The toll in human misery wrought by the tsunami and earthquakes in Japantest the imagination of economists but the effects on Japan’s GDP and wealth are a different matter.

GDP, which measures goods and services produced, will immediately dive in Japan and stay lower through the second and into the third quarters of 2011, but will then surge as construction and spending on capital equipment to rebuild drives up growth.

Overall, however, Japan will be poorer, for this disaster. Lost infrastructure, factories and the like will be replaced but wealth is the sum of what citizens and governments own—those include physical assets like those just noted and financial wealth, namely securities and cash. Rebuilding will run down Japan’s financial wealth to replace lost physical assets.

Damaged houses, cars and debris after the earthquake
Sankei | Getty Images
Damaged houses, cars and debris after the earthquake

As estimates of the damage emerge, those totals are real deadweight losses to wealth. To the extent Japan must run down financial assets and bring home foreign investment to rebuild, the net wealth of Japan is permanently reduced.

Generally, after three years or so, the impact on GDP is small—production is lost in the first two quarters but more goods and services are produced in later quarters to rebuild. Often the net loss in GDP, from even the largest natural disasters, comes to no more than one percent of GDP in large advanced industrialized countries.

Replacing lost production and rebuilding lifts output in a nation’s geographic areas less affected by the disaster to provide the resources to rebuild and compensate for lost output in the most affected region.

However, this time could be different. Japan has encountered two disasters—the tsunami and earthquake, and the nuclear explosions—and globalization may make Japan more vulnerable rather than in the past.

The double whammy has the potential to keep the Japanese economy shut down longer and globalization offers Japan’s export customers alternatives they might not have enjoyed a decade or two ago. Hyundai and Ford now are good substitutes for Toyota’s cars, and even more so, Caterpillar tractors made in China can replace Komatsu’s land movers.

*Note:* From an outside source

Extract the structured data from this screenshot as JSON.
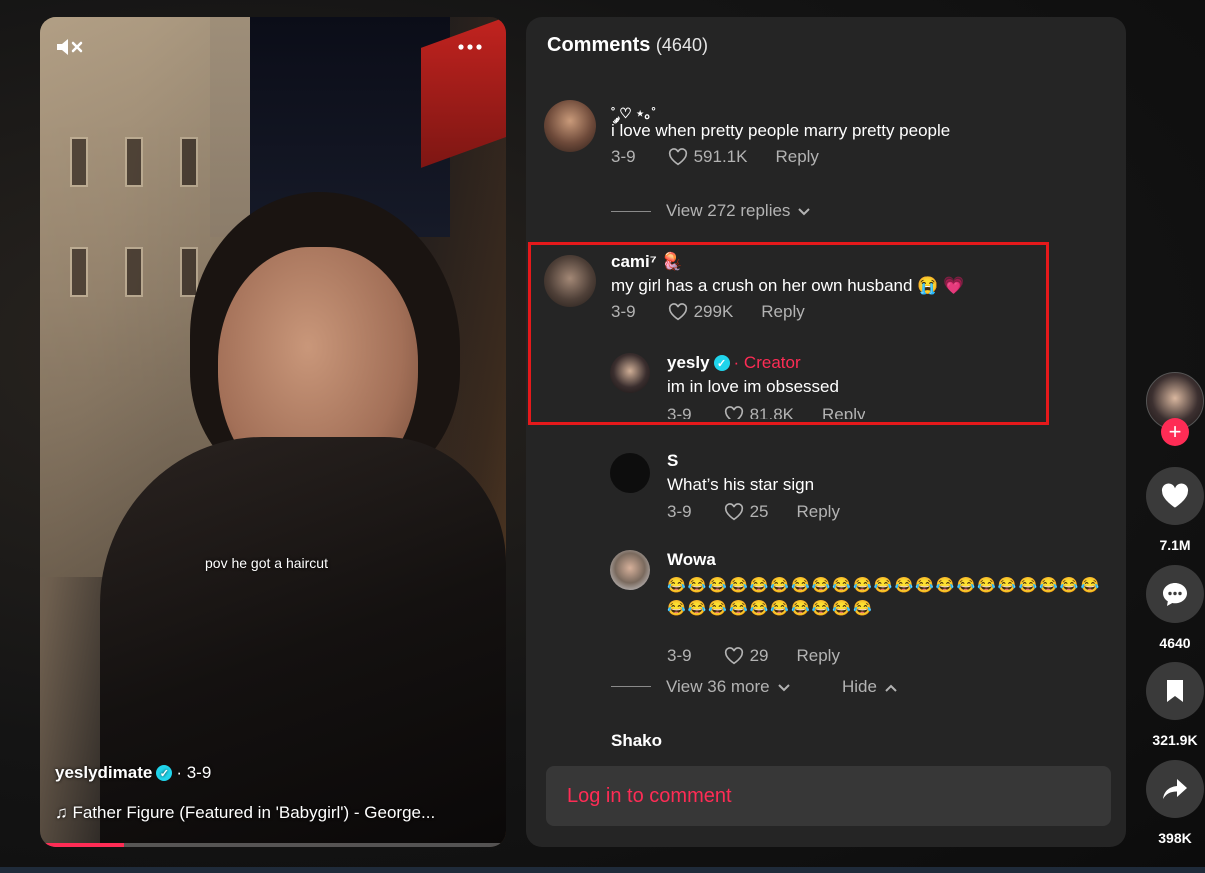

The pause and uncertainty effected by the nuclear shut down will cause production to rev up more outside Japan and take longer to return to full capacity inside the country. Longer term the nuclear disaster will accelerate the implosion of Japan’s economy caused by an aging population, just as Hurricane Katrina caused people and activities to permanently leave more economically depressed areas of the Gulf Region permanently for faster growing places in the United States.

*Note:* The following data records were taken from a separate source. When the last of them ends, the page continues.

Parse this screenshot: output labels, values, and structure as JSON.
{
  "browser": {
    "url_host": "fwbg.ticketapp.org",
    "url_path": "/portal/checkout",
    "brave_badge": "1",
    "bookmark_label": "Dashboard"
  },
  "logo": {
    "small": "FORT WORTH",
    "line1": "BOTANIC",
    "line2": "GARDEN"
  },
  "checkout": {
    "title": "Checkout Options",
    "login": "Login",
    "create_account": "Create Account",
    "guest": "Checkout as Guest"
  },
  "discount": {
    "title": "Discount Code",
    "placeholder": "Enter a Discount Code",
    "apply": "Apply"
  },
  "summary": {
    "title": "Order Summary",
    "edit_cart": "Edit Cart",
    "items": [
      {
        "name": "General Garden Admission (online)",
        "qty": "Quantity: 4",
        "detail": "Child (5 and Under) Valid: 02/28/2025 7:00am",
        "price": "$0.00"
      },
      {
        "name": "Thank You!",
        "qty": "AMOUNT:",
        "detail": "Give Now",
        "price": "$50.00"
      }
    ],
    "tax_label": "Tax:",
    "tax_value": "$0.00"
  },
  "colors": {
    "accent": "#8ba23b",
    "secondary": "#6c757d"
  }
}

Some of New Orleans’ and Mississippi’s lost capital will never be restored—it went elsewhere in the United States. For Japan’s disaster stricken economy that elsewhere may be other places around the world.

For the global economy, the nuclear disaster in Japan will cause more delay in reducing dependence on oil from the politically volatile Middle East. Wind, solar and other alternatives hold great promise but nuclear still offers the safest, large scale option around. The problem is the loss of life associated with nuclear failures gets concentrated, even if it is much smaller over time per BTU produced, at events like Fukushima. That latter will increase hesitation around the world about building nuclear plants and keep the global economy in the grip of oil longer.

This time, the path to recovery will be tougher for Japan, and for the global economy, ripped by the Great Recession and high priced oil, the path of recovery will be inexorably altered.


Peter Morici is a professor at the Smith School of Business, University of Maryland, and former Chief Economist at the U.S. International Trade Commission.